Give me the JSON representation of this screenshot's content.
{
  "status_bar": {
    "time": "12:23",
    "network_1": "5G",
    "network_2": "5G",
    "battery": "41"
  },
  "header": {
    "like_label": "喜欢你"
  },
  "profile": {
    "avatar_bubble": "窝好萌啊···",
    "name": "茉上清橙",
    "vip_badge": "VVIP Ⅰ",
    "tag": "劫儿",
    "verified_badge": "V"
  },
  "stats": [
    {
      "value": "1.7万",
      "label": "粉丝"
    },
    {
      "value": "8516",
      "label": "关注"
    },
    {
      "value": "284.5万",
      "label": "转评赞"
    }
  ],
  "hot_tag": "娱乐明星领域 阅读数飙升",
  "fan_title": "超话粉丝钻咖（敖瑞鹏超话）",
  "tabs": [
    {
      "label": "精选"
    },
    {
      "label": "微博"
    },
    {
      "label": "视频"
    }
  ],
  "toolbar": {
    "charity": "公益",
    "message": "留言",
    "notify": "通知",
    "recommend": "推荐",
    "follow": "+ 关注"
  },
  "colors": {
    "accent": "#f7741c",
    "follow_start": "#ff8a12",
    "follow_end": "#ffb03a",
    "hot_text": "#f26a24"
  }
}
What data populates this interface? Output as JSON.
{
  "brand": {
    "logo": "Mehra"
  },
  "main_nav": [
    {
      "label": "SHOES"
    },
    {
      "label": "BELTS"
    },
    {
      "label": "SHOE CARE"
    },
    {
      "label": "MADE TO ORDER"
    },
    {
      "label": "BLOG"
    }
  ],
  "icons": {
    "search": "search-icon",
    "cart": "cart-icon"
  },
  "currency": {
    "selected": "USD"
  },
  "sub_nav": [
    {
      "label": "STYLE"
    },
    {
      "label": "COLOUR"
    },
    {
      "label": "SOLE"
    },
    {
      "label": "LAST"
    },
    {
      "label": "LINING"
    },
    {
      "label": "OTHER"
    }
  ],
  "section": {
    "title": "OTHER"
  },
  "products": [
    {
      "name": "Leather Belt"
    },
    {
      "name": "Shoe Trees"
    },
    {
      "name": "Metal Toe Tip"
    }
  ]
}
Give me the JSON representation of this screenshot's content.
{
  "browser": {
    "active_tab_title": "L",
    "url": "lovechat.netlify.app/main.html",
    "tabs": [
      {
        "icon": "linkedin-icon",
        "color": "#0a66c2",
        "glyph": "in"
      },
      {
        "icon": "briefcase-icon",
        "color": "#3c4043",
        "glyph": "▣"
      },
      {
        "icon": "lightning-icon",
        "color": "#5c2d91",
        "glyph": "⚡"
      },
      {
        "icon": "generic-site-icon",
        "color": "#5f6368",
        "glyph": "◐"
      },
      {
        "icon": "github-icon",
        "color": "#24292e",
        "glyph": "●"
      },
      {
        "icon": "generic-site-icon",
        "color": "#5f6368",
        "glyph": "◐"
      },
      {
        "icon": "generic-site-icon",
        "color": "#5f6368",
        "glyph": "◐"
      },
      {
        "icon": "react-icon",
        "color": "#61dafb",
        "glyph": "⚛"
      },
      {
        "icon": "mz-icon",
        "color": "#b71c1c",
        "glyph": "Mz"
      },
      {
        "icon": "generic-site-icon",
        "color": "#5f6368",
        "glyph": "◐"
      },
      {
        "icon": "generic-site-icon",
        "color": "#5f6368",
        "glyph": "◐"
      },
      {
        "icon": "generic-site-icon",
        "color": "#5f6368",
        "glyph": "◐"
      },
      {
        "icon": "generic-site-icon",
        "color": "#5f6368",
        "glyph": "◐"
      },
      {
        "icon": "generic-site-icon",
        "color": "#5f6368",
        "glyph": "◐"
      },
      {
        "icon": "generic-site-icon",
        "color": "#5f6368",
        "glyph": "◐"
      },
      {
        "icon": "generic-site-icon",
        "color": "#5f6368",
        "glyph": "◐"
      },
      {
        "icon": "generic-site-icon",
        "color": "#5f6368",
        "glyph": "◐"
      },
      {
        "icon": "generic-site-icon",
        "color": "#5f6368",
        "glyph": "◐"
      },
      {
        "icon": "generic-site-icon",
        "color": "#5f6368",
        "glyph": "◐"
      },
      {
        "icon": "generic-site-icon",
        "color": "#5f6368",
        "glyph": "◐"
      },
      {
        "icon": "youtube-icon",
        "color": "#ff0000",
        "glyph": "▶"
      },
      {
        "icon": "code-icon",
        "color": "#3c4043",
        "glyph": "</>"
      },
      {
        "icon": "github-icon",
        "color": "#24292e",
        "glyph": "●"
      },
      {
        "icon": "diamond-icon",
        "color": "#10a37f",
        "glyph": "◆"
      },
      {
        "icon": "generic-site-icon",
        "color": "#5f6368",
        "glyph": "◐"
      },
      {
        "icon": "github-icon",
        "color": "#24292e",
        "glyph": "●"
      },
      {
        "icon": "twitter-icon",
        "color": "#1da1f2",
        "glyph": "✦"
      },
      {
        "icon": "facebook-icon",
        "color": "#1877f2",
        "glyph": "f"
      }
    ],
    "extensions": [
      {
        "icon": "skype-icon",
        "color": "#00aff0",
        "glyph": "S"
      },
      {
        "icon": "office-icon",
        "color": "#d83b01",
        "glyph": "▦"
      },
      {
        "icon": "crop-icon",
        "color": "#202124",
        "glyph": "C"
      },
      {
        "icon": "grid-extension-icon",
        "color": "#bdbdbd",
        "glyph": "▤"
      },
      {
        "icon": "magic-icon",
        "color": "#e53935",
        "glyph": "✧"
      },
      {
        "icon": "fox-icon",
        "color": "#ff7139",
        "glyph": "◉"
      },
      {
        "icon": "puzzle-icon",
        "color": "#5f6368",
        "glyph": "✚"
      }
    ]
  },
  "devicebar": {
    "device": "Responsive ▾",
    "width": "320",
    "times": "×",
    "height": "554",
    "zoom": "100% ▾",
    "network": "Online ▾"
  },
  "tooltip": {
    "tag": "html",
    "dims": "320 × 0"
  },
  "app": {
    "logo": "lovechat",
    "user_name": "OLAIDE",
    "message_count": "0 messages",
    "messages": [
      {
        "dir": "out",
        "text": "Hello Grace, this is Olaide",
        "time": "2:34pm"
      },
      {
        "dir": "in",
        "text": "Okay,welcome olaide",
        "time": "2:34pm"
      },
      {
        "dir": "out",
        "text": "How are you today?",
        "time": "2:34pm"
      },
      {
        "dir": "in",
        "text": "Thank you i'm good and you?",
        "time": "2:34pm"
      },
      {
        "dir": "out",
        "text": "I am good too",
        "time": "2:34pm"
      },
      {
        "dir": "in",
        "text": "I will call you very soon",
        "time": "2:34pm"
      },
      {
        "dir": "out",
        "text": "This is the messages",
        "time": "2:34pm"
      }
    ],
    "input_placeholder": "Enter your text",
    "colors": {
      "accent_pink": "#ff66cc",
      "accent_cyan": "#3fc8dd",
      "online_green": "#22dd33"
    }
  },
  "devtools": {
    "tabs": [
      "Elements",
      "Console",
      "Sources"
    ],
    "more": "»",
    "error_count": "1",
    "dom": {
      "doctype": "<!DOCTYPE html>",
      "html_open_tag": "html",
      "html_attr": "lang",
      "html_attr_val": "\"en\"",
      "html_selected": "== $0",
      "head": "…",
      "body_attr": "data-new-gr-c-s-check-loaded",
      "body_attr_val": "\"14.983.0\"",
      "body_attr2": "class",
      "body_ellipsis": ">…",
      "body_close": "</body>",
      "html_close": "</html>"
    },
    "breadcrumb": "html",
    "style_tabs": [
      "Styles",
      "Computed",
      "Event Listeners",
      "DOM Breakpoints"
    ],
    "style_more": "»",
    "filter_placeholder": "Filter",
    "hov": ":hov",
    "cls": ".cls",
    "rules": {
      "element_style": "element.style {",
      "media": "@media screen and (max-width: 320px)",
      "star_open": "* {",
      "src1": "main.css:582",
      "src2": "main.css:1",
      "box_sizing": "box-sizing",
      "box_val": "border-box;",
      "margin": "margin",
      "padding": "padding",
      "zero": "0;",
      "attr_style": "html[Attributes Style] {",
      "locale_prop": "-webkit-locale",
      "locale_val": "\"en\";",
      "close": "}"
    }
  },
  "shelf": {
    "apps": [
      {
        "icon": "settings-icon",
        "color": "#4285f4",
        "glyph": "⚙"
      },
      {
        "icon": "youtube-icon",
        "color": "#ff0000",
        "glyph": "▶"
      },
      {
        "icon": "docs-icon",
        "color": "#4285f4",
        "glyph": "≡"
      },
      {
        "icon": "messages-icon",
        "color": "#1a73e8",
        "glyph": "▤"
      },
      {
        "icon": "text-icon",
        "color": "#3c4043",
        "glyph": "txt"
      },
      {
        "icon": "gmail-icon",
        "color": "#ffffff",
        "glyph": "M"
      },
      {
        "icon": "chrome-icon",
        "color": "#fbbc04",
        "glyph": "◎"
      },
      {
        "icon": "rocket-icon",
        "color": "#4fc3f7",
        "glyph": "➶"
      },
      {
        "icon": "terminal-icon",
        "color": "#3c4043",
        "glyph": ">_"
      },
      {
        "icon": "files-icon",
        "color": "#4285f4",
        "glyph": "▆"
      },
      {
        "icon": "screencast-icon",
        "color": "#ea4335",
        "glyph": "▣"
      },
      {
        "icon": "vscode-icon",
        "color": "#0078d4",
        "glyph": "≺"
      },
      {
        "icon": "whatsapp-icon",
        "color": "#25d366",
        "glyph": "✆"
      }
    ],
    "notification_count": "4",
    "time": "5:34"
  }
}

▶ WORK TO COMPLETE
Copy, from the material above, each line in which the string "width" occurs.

▶ SOLVED EXERCISE
    "width": "320",
      "media": "@media screen and (max-width: 320px)",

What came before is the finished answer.